A decade later, the KKK's Grand Wizard claimed that his greatest act "was engineering the bombing of a left-wing radio station," hinting none-too-subtly at KPFT. In 1977 bomber Jimmy Dale Hutto was ratted out by FBI informant Russell Rector. Russ has been in the witness protection program since the bombing because the KKK was pretty upset about his informing. Ultimately a whole quartet were indicted: Louis R. Beam Jr., a 24 year old salesman; Peter Lout Jr., a 26 year-old construction worker; Jimmy Dale Hutto a 24 year old chemical worker, and Paul William Moratto a 24 year old electrician. Hutto for his part was arrested in February by the FBI as he was driving toward California with Moratto. His intention was to dynamite more Pacifica radio stations.

Despite the actions of these right-wing terrorists, The Pacifica Network grew to five stations: KPFA in Berkeley, KPFK in Los Angeles, WBAI in New York, WPFW in Washington, and KPFT in Houston. Until 1983 it also included KRAB in Seattle. More here.


  1. Anonymous7:55 PM

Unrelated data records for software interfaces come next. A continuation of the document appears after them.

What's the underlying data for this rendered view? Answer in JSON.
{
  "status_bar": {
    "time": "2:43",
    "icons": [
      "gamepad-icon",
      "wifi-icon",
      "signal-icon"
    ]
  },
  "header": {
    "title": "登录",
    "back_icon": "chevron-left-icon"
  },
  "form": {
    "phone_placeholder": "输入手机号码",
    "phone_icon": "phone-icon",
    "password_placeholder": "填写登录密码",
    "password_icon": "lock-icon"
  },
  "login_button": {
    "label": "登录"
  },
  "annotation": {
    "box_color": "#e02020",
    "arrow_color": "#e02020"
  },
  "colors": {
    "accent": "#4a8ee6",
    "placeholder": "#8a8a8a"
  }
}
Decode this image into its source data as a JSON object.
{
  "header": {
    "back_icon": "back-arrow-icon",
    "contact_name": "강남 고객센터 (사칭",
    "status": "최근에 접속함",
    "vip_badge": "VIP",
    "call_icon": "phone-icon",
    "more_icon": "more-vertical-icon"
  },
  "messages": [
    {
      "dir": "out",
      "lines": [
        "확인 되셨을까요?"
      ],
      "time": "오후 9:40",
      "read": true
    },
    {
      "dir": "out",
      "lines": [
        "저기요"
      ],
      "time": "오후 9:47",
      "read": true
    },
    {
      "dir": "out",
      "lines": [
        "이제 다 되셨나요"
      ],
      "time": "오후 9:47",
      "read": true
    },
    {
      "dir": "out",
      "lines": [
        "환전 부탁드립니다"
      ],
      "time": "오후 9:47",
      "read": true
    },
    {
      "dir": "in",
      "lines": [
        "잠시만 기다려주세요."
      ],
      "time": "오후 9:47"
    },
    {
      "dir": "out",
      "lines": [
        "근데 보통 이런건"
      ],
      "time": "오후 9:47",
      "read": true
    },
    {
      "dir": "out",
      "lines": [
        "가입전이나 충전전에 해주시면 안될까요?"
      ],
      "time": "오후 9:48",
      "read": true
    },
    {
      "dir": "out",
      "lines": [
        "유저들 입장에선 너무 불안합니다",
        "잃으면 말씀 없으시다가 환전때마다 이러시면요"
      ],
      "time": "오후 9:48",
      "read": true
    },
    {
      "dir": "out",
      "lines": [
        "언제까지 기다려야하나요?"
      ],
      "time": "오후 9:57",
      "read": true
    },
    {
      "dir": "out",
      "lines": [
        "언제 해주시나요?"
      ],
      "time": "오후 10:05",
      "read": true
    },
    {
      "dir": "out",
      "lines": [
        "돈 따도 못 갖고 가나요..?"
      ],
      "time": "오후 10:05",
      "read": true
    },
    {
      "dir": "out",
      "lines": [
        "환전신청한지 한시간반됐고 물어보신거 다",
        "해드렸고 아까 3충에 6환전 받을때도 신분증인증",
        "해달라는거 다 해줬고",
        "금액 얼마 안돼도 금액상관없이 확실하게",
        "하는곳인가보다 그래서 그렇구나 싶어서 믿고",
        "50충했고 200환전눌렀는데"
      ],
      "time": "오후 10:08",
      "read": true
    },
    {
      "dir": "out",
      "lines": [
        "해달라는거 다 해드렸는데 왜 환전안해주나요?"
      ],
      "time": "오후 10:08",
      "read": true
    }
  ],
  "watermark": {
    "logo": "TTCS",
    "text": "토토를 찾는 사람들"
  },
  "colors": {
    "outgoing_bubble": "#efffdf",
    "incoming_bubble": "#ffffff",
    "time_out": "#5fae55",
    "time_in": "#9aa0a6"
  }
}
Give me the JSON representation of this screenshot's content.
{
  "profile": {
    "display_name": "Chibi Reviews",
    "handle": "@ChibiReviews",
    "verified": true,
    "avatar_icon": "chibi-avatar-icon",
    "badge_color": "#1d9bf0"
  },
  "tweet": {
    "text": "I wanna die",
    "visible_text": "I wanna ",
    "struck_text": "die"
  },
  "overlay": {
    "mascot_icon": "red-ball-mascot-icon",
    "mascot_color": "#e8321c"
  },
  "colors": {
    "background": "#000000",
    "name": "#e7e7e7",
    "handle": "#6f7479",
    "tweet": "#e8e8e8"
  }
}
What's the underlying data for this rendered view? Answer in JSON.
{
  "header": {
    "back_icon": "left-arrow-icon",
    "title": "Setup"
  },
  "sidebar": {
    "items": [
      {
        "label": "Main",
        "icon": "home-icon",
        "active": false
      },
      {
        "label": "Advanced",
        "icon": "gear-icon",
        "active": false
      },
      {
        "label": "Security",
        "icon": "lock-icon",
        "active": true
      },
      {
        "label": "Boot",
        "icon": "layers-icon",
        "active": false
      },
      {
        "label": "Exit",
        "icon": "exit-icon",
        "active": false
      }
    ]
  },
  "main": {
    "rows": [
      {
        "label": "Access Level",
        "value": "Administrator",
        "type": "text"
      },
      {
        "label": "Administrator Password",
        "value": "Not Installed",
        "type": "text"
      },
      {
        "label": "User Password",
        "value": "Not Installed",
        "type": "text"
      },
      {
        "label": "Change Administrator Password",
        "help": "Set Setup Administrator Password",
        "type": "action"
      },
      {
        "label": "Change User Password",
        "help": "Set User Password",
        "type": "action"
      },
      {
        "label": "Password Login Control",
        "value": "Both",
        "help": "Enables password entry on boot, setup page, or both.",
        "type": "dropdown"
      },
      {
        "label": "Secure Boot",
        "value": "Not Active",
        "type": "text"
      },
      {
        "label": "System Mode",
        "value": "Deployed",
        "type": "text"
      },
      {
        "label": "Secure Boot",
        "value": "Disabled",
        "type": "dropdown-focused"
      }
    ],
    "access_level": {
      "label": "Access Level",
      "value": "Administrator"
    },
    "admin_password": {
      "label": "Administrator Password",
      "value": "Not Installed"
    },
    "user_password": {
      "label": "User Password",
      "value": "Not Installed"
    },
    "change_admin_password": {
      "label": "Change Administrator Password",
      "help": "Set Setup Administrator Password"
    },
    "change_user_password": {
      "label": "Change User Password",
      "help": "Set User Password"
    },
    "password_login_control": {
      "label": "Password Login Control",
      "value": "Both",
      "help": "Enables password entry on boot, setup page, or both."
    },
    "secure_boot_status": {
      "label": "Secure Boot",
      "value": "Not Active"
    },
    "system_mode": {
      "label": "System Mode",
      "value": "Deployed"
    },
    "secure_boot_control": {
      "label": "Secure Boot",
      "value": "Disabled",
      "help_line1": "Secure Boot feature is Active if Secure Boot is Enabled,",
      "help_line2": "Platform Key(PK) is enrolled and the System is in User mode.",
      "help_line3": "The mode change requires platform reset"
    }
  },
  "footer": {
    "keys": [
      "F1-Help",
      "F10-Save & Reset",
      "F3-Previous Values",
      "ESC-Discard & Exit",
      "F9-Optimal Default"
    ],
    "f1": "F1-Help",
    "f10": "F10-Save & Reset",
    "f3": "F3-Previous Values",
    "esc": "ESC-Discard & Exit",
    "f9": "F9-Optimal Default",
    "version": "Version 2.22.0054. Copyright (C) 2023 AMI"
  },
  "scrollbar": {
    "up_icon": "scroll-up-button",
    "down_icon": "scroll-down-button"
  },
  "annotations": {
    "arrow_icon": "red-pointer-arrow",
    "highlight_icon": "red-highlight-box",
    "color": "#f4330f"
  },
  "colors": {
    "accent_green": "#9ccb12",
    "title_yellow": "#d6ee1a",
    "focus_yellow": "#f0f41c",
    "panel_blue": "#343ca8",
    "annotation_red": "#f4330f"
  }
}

    I have been on the air at KPFT for twenty years now. I am proud of our station and our history. There is a fragment of the bombed transmitter in our building. It's on the landing half-way up the stairs.

    Thanks for the article and spreading the word about KPFT.

    Jay Lee
    Technology Bytes Radio

  2. Gavan Duffy4:43 AM

    I was associated with KPFT from 1970 to 1976. The bomber, Jimmy Dale Hutto, was also infiltrating SDS, the KKK, and the OCAW (Oil, Chemical, and Atomic Workers). No one asks, "for whom?"

    By the way, after considerable media pressure on the FBI, Hutto was arrested on Interstate 10 -- on his way to blow up the KPFK transmitter.

    Your post implies that KPFT was the first of the five Pacifica station. It is actually the fourth. Only WPFW is younger.

  3. When I re-read stories like this I realize that American conservatism has a 30+ year history of terrorism.

  4. Correction: KRAB, Seattle was initially privately owned by Lorenzo Milam. Once the FCC approved transfer, he gave it to the Jack Straw Memorial Foundation (a non-profit corporation). KRAB occasionally exchanged programs, via tape, with KPFA, KPFK, and WBAI, but KRAB was never part of the Pacifica network.